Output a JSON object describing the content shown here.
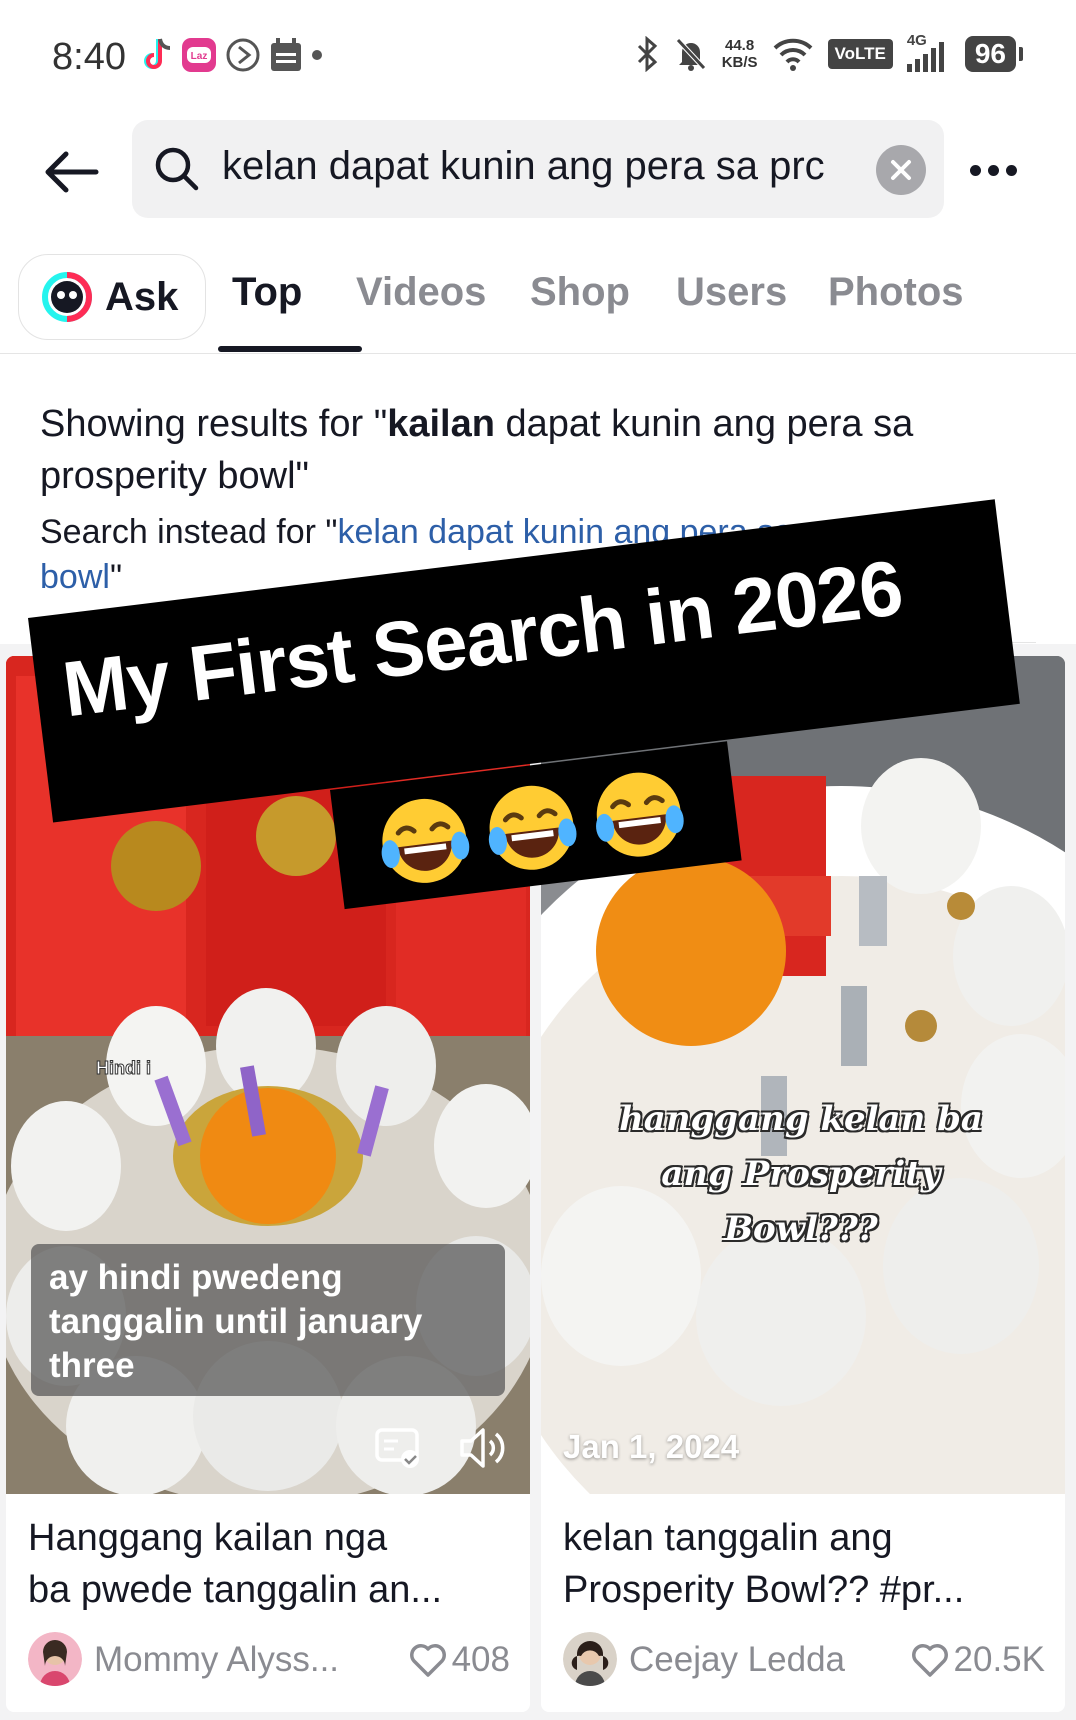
{
  "status_bar": {
    "time": "8:40",
    "net_speed_value": "44.8",
    "net_speed_unit": "KB/S",
    "volte": "VoLTE",
    "network": "4G",
    "battery": "96"
  },
  "search": {
    "query": "kelan dapat kunin ang pera sa prc"
  },
  "tabs": {
    "ask": "Ask",
    "top": "Top",
    "videos": "Videos",
    "shop": "Shop",
    "users": "Users",
    "photos": "Photos",
    "active": "Top"
  },
  "correction": {
    "prefix": "Showing results for \"",
    "bold_word": "kailan",
    "rest": " dapat kunin ang pera sa prosperity bowl\"",
    "instead_prefix": "Search instead for \"",
    "instead_link": "kelan dapat kunin ang pera sa prosperity bowl",
    "instead_suffix": "\""
  },
  "meme_overlay": {
    "text": "My First Search in 2026",
    "emoji": "😂😂😂"
  },
  "results": [
    {
      "overlay_tag": "Hindi i",
      "caption_overlay": "ay hindi pwedeng tanggalin until january three",
      "title_line1": "Hanggang kailan nga",
      "title_line2": "ba pwede tanggalin an...",
      "author": "Mommy Alyss...",
      "likes": "408"
    },
    {
      "overlay_text": "hanggang kelan ba ang Prosperity Bowl???",
      "date": "Jan 1, 2024",
      "title_line1": "kelan tanggalin ang",
      "title_line2": "Prosperity Bowl?? #pr...",
      "author": "Ceejay Ledda",
      "likes": "20.5K"
    }
  ]
}
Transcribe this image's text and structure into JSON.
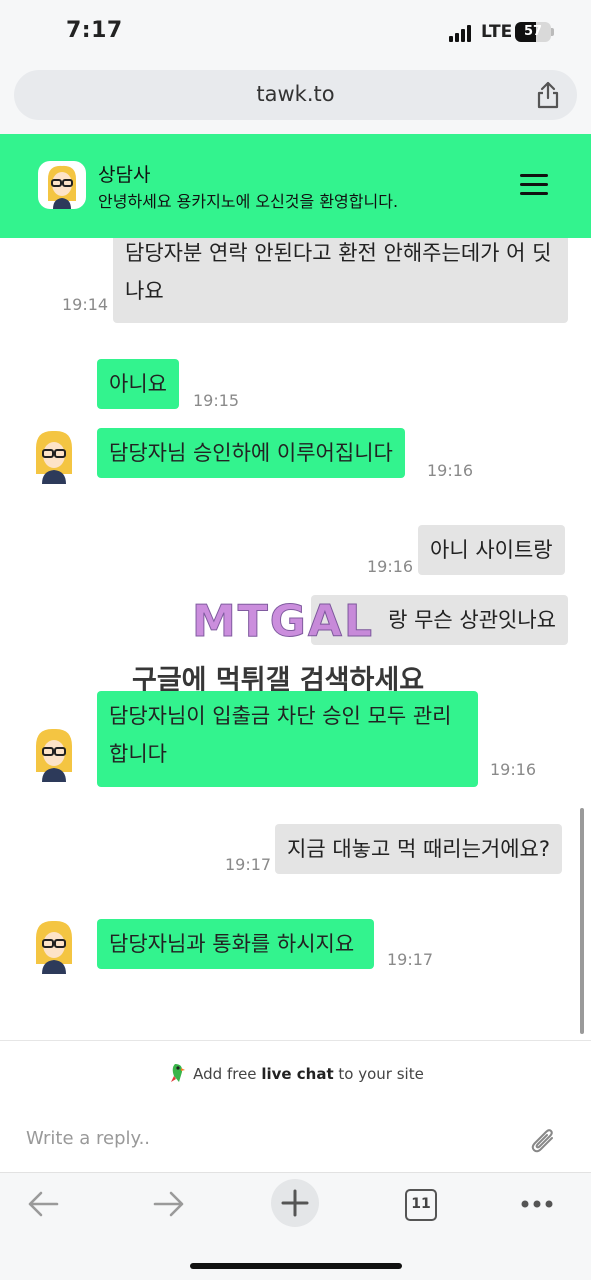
{
  "status_bar": {
    "time": "7:17",
    "network": "LTE",
    "battery": "57",
    "battery_level": 0.57
  },
  "browser": {
    "url": "tawk.to",
    "tab_count": "11"
  },
  "header": {
    "title": "상담사",
    "subtitle": "안녕하세요 용카지노에 오신것을 환영합니다."
  },
  "messages": [
    {
      "side": "out",
      "text": "담당자분 연락 안된다고 환전 안해주는데가 어 딧나요",
      "time": "19:14"
    },
    {
      "side": "in",
      "text": "아니요",
      "time": "19:15"
    },
    {
      "side": "in",
      "text": "담당자님 승인하에 이루어집니다",
      "time": "19:16"
    },
    {
      "side": "out",
      "text": "아니 사이트랑",
      "time": "19:16"
    },
    {
      "side": "out",
      "text": "랑 무슨 상관잇나요",
      "time": ""
    },
    {
      "side": "in",
      "text": "담당자님이 입출금 차단 승인 모두 관리 합니다",
      "time": "19:16"
    },
    {
      "side": "out",
      "text": "지금 대놓고 먹 때리는거에요?",
      "time": "19:17"
    },
    {
      "side": "in",
      "text": "담당자님과 통화를 하시지요",
      "time": "19:17"
    }
  ],
  "watermark": {
    "logo": "MTGAL",
    "text": "구글에 먹튀갤 검색하세요"
  },
  "footer": {
    "powered_prefix": "Add free ",
    "powered_bold": "live chat",
    "powered_suffix": " to your site",
    "reply_placeholder": "Write a reply.."
  },
  "colors": {
    "accent": "#33f38e",
    "outgoing_bubble": "#e4e4e4"
  }
}
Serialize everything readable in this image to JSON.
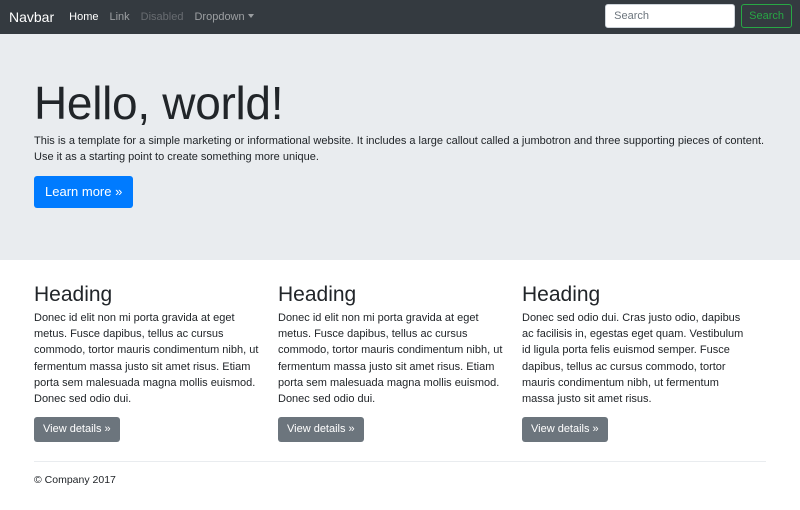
{
  "navbar": {
    "brand": "Navbar",
    "links": [
      {
        "label": "Home",
        "state": "active"
      },
      {
        "label": "Link",
        "state": "normal"
      },
      {
        "label": "Disabled",
        "state": "disabled"
      },
      {
        "label": "Dropdown",
        "state": "normal",
        "icon": "caret-down-icon"
      }
    ],
    "search": {
      "placeholder": "Search",
      "value": "",
      "button_label": "Search"
    }
  },
  "jumbotron": {
    "title": "Hello, world!",
    "lead": "This is a template for a simple marketing or informational website. It includes a large callout called a jumbotron and three supporting pieces of content. Use it as a starting point to create something more unique.",
    "button_label": "Learn more »"
  },
  "columns": [
    {
      "heading": "Heading",
      "text": "Donec id elit non mi porta gravida at eget metus. Fusce dapibus, tellus ac cursus commodo, tortor mauris condimentum nibh, ut fermentum massa justo sit amet risus. Etiam porta sem malesuada magna mollis euismod. Donec sed odio dui.",
      "button_label": "View details »"
    },
    {
      "heading": "Heading",
      "text": "Donec id elit non mi porta gravida at eget metus. Fusce dapibus, tellus ac cursus commodo, tortor mauris condimentum nibh, ut fermentum massa justo sit amet risus. Etiam porta sem malesuada magna mollis euismod. Donec sed odio dui.",
      "button_label": "View details »"
    },
    {
      "heading": "Heading",
      "text": "Donec sed odio dui. Cras justo odio, dapibus ac facilisis in, egestas eget quam. Vestibulum id ligula porta felis euismod semper. Fusce dapibus, tellus ac cursus commodo, tortor mauris condimentum nibh, ut fermentum massa justo sit amet risus.",
      "button_label": "View details »"
    }
  ],
  "footer": {
    "text": "© Company 2017"
  },
  "colors": {
    "navbar_bg": "#343a40",
    "jumbotron_bg": "#e9ecef",
    "primary": "#007bff",
    "secondary": "#6c757d",
    "success": "#28a745"
  }
}
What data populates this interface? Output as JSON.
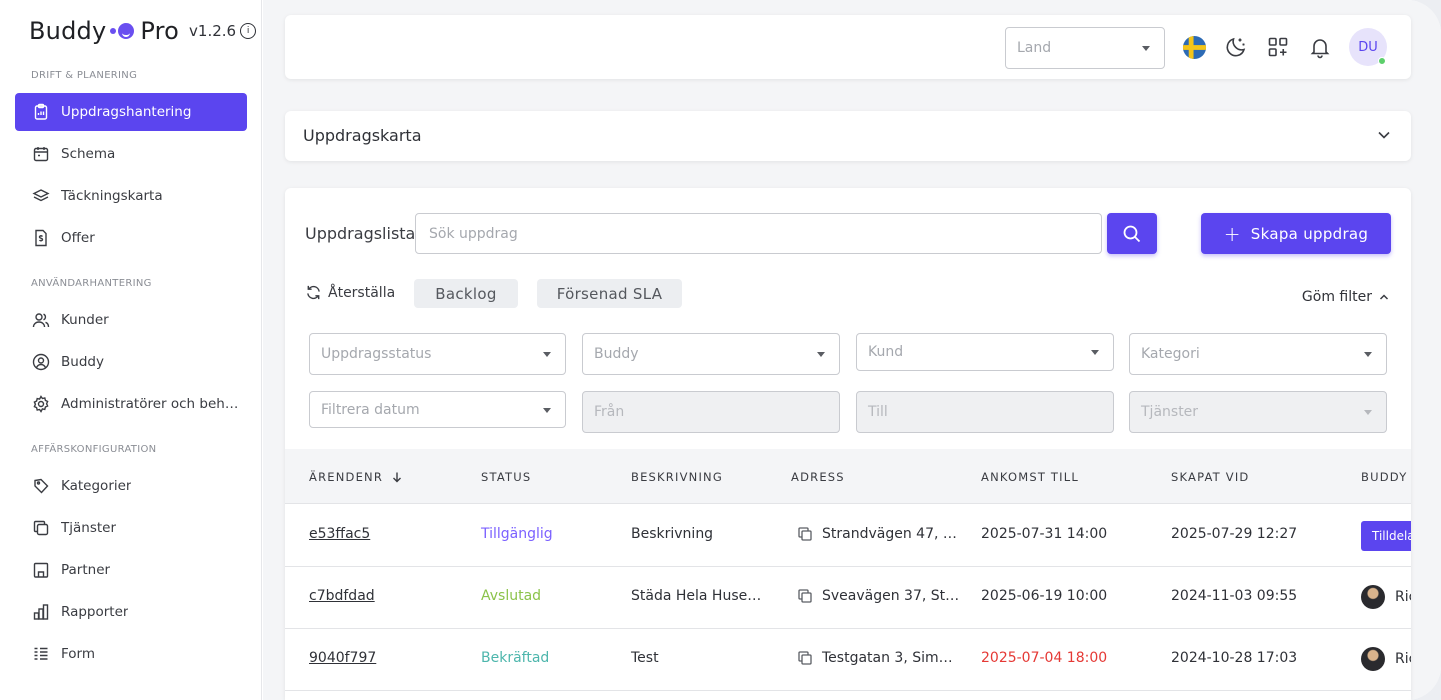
{
  "brand": {
    "name_left": "Buddy",
    "name_right": "Pro",
    "version": "v1.2.6",
    "info_glyph": "i"
  },
  "sidebar": {
    "sections": [
      {
        "label": "DRIFT & PLANERING"
      },
      {
        "label": "ANVÄNDARHANTERING"
      },
      {
        "label": "AFFÄRSKONFIGURATION"
      }
    ],
    "items": [
      {
        "label": "Uppdragshantering",
        "icon": "clipboard-icon"
      },
      {
        "label": "Schema",
        "icon": "calendar-icon"
      },
      {
        "label": "Täckningskarta",
        "icon": "layers-icon"
      },
      {
        "label": "Offer",
        "icon": "dollar-document-icon"
      },
      {
        "label": "Kunder",
        "icon": "users-icon"
      },
      {
        "label": "Buddy",
        "icon": "user-circle-icon"
      },
      {
        "label": "Administratörer och beh…",
        "icon": "gear-icon"
      },
      {
        "label": "Kategorier",
        "icon": "tag-icon"
      },
      {
        "label": "Tjänster",
        "icon": "copy-icon"
      },
      {
        "label": "Partner",
        "icon": "building-icon"
      },
      {
        "label": "Rapporter",
        "icon": "bar-chart-icon"
      },
      {
        "label": "Form",
        "icon": "list-icon"
      }
    ]
  },
  "topbar": {
    "country_placeholder": "Land",
    "avatar_initials": "DU"
  },
  "map": {
    "title": "Uppdragskarta"
  },
  "list": {
    "title": "Uppdragslista",
    "search_placeholder": "Sök uppdrag",
    "create_label": "Skapa uppdrag",
    "create_plus": "+",
    "reset_label": "Återställa",
    "chips": [
      "Backlog",
      "Försenad SLA"
    ],
    "hide_filter_label": "Göm filter",
    "filters": {
      "status": "Uppdragsstatus",
      "buddy": "Buddy",
      "customer": "Kund",
      "category": "Kategori",
      "date": "Filtrera datum",
      "from": "Från",
      "to": "Till",
      "services": "Tjänster"
    },
    "columns": [
      "ÄRENDENR",
      "STATUS",
      "BESKRIVNING",
      "ADRESS",
      "ANKOMST TILL",
      "SKAPAT VID",
      "BUDDY"
    ],
    "rows": [
      {
        "id": "e53ffac5",
        "status": "Tillgänglig",
        "description": "Beskrivning",
        "address": "Strandvägen 47, …",
        "arrival": "2025-07-31 14:00",
        "created": "2025-07-29 12:27",
        "buddy": "Tilldela"
      },
      {
        "id": "c7bdfdad",
        "status": "Avslutad",
        "description": "Städa Hela Huse…",
        "address": "Sveavägen 37, St…",
        "arrival": "2025-06-19 10:00",
        "created": "2024-11-03 09:55",
        "buddy": "Ric"
      },
      {
        "id": "9040f797",
        "status": "Bekräftad",
        "description": "Test",
        "address": "Testgatan 3, Sim…",
        "arrival": "2025-07-04 18:00",
        "created": "2024-10-28 17:03",
        "buddy": "Ric"
      }
    ]
  },
  "colors": {
    "accent": "#5b45ef",
    "status_available": "#7b61ff",
    "status_done": "#8bc34a",
    "status_confirmed": "#4db6ac",
    "overdue": "#e53935"
  }
}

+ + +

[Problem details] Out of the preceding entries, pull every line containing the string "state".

[Solution]
        "state": "active"
        "state": "normal"
        "state": "disabled"
        "state": "normal",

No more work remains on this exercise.